How to get over depression, panic attack symptoms, psychological disorders, how to deal with stress, addiction – and more. I want Chipur to be your reliable information go-to.
I’m always scouting relevant research for those enduring mood or anxiety woes. When I find something Chipur-worthy I typically devote a full article to it. But this go-round I’m bringing you three tidbits (more bang for your buck). Perhaps you’ll find them enticing enough to do some additional probing.
Let’s get after it…
Curtailing Fear Memory While Counting Sheep
Northwestern Medicine® scientists report in Nature Neuroscience they’ve reduced fear (emotional) memory by exposing study participants to a memory multiple times as they slept.
Participants were subjected to mild electrical shocks while viewing two different faces – and smelling a specific odorant for each face. That tied the face/odorant/fear knot. Throughout slow wave sleep, when memory consolidation is thought to occur, one of the two odorants was introduced – sans associated faces and shock. The purpose was to repeatedly reactivate the memory of the face – similar to exposure therapy.
When the participants awoke they were shown the face linked to the smell they’d been exposed to during sleep. And what do you know? Their fear reactions were lower than their fear reactions to the other face.

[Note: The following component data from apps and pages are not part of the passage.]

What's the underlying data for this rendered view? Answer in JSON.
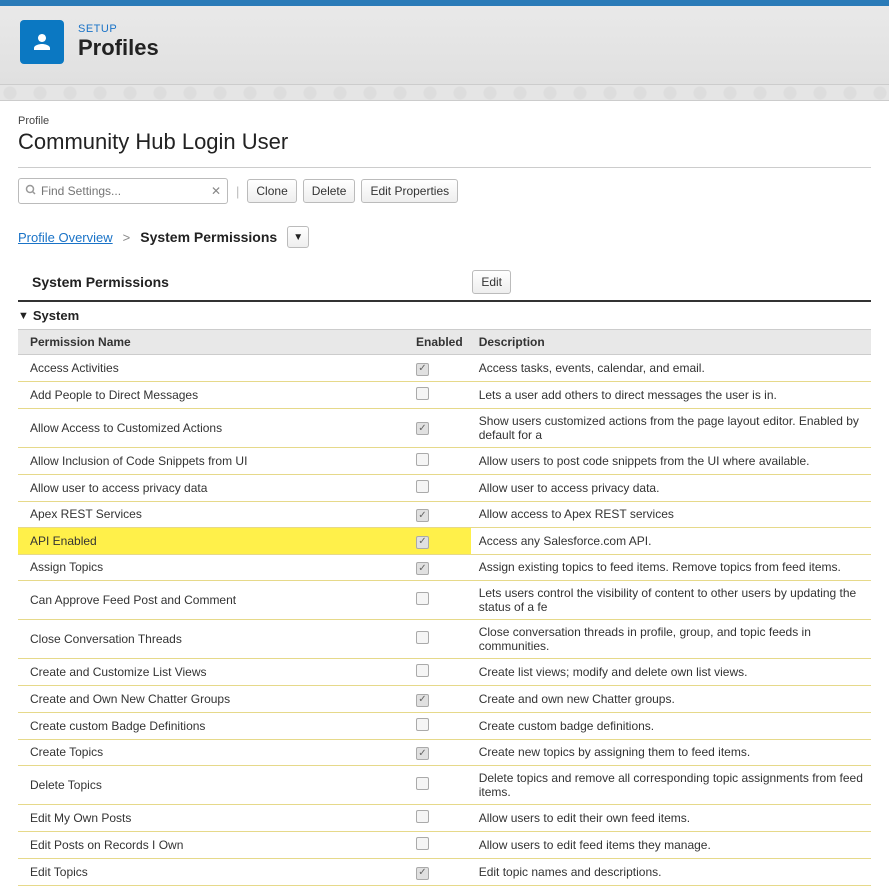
{
  "header": {
    "setup_label": "SETUP",
    "title": "Profiles"
  },
  "page": {
    "object_label": "Profile",
    "object_title": "Community Hub Login User"
  },
  "toolbar": {
    "search_placeholder": "Find Settings...",
    "clone": "Clone",
    "delete": "Delete",
    "edit_properties": "Edit Properties"
  },
  "breadcrumb": {
    "overview": "Profile Overview",
    "sep": ">",
    "current": "System Permissions"
  },
  "section": {
    "title": "System Permissions",
    "edit": "Edit",
    "group": "System"
  },
  "table": {
    "col_name": "Permission Name",
    "col_enabled": "Enabled",
    "col_desc": "Description",
    "rows": [
      {
        "name": "Access Activities",
        "enabled": true,
        "desc": "Access tasks, events, calendar, and email.",
        "highlight": false
      },
      {
        "name": "Add People to Direct Messages",
        "enabled": false,
        "desc": "Lets a user add others to direct messages the user is in.",
        "highlight": false
      },
      {
        "name": "Allow Access to Customized Actions",
        "enabled": true,
        "desc": "Show users customized actions from the page layout editor. Enabled by default for a",
        "highlight": false
      },
      {
        "name": "Allow Inclusion of Code Snippets from UI",
        "enabled": false,
        "desc": "Allow users to post code snippets from the UI where available.",
        "highlight": false
      },
      {
        "name": "Allow user to access privacy data",
        "enabled": false,
        "desc": "Allow user to access privacy data.",
        "highlight": false
      },
      {
        "name": "Apex REST Services",
        "enabled": true,
        "desc": "Allow access to Apex REST services",
        "highlight": false
      },
      {
        "name": "API Enabled",
        "enabled": true,
        "desc": "Access any Salesforce.com API.",
        "highlight": true
      },
      {
        "name": "Assign Topics",
        "enabled": true,
        "desc": "Assign existing topics to feed items. Remove topics from feed items.",
        "highlight": false
      },
      {
        "name": "Can Approve Feed Post and Comment",
        "enabled": false,
        "desc": "Lets users control the visibility of content to other users by updating the status of a fe",
        "highlight": false
      },
      {
        "name": "Close Conversation Threads",
        "enabled": false,
        "desc": "Close conversation threads in profile, group, and topic feeds in communities.",
        "highlight": false
      },
      {
        "name": "Create and Customize List Views",
        "enabled": false,
        "desc": "Create list views; modify and delete own list views.",
        "highlight": false
      },
      {
        "name": "Create and Own New Chatter Groups",
        "enabled": true,
        "desc": "Create and own new Chatter groups.",
        "highlight": false
      },
      {
        "name": "Create custom Badge Definitions",
        "enabled": false,
        "desc": "Create custom badge definitions.",
        "highlight": false
      },
      {
        "name": "Create Topics",
        "enabled": true,
        "desc": "Create new topics by assigning them to feed items.",
        "highlight": false
      },
      {
        "name": "Delete Topics",
        "enabled": false,
        "desc": "Delete topics and remove all corresponding topic assignments from feed items.",
        "highlight": false
      },
      {
        "name": "Edit My Own Posts",
        "enabled": false,
        "desc": "Allow users to edit their own feed items.",
        "highlight": false
      },
      {
        "name": "Edit Posts on Records I Own",
        "enabled": false,
        "desc": "Allow users to edit feed items they manage.",
        "highlight": false
      },
      {
        "name": "Edit Topics",
        "enabled": true,
        "desc": "Edit topic names and descriptions.",
        "highlight": false
      }
    ]
  }
}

There was more than just participant report involved here. Using functional MRI and other measurement instruments, changes were noted in brain regions associated with memory, and in patterns of brain activity in regions associated with emotion. So there was objective evidence of a decrease in reactivity.
So what do you think? When developed, wouldn’t this emotional manipulation be the frosting on the traditional daytime exposure therapy cake?
Addiction: Does It Ever Go 100% Bye-Bye?
So it was the “Chicken or the egg?” dilemma for scientists at the Institute of Living/Hartford Hospital. They scratched their heads and wondered if those who abuse psychostimulants, such as cocaine, are more impulsive and show alterations in brain reward circuits because of their drug use. Or is it a matter of pre-existing abnormalities? (Now, were it the former one could reasonably expect brain “custom-tailoring” to normalize following prolonged abstinence.)
Digging-in, the research team compared neural responses between three groups of people (healthy controls, current drug-abusing cocaine users, former cocaine users who’d been abstinent an average of four years) who were asked to complete a task that resembles bidding on eBay items. The groups were also compared on levels of impulsivity and reward responding.
Well, turns out the active users showed abnormal activation in multiple brain regions involved in reward processing. The abstinent participants who were previously cocaine dependent showed differences in a subset of those regions. Both current and former cocaine users displayed similarly elevated impulsivity measures compared to healthy controls. And that indicates they had a pre-existing risk for addiction.
Cut to the chase? Prolonged abstinence from cocaine may normalize only a subset of the brain abnormalities associated with active drug use. And that’s important to know because the knowledge that some neural changes associated with addiction persist despite long periods of abstinence supports clinical wisdom that recovery from addiction is a lifelong process.
A Test for Suicide Risk? Yep!
According to a new German-Swiss study published in the Journal of Psychiatric Research, blood pressure, blood circulation, and activity in the sweat glands of the fingers can reveal if someone’s suicidal. Oh, and that would be with 97% accuracy.
Catch this. 783 depressed in-patients in Germany were tested for something known as hyporeactivity – reduced ability to react to assorted stimuli. See, a suicidal depressed individual reacts differently to environmental changes, compared to someone not in the same boat.
And that’s confirmed by previous research revealing there’s a strong correlation between hyporeactivity and suicide in depressed people. In fact, it’s been noted that hyporeactivity was present in up to 97% of depressed folks who later completed suicide. All of this said, I want to make sure you know everyone who has hyporeactivity is not suicidal; however, most all suicidal depressed individuals are hyporeactive.
On to the suicide risk test. Hyporeactivity can be measured by an individual listening to a pattern of tones, while body reactions are measured via sensors on the fingers. Virtually all people react the first time they hear a tone – an automatic general orientation reaction. But when the tone is heard again, the reaction decreases amongst – the hyporeactive.
According to one of the study scientists, “A depressed person has a biological inability to care about the surroundings, while a healthy person continues to react.” For the record, the use of the word “healthy” rubs me the wrong way.
Think about it – a reliable test for suicide risk. Is that a true life-saver, or what?
Okay, okay – never at a loss for words, huh?! Well, you can pick and choose what you want to read; and pursue more knowledge if you’d like. Obviously, I find this shtuff fascinating. But it’s more than just that. I’m encouraged by the fact that the research worker-bees are buzzing away trying to find answers – relief and healing strategies – for those enduring trying emotional/mental circumstances. That’s comforting.
How to get over depression, panic attack symptoms, psychological disorders, how to deal with stress, addiction? Whole lotta’ shakin’ goin’ on…
As is so often the case, thanks to sciencedaily.com for the scoops.
Plenty more Chipur articles (565, to be exact) await your perusal. Chop-chop…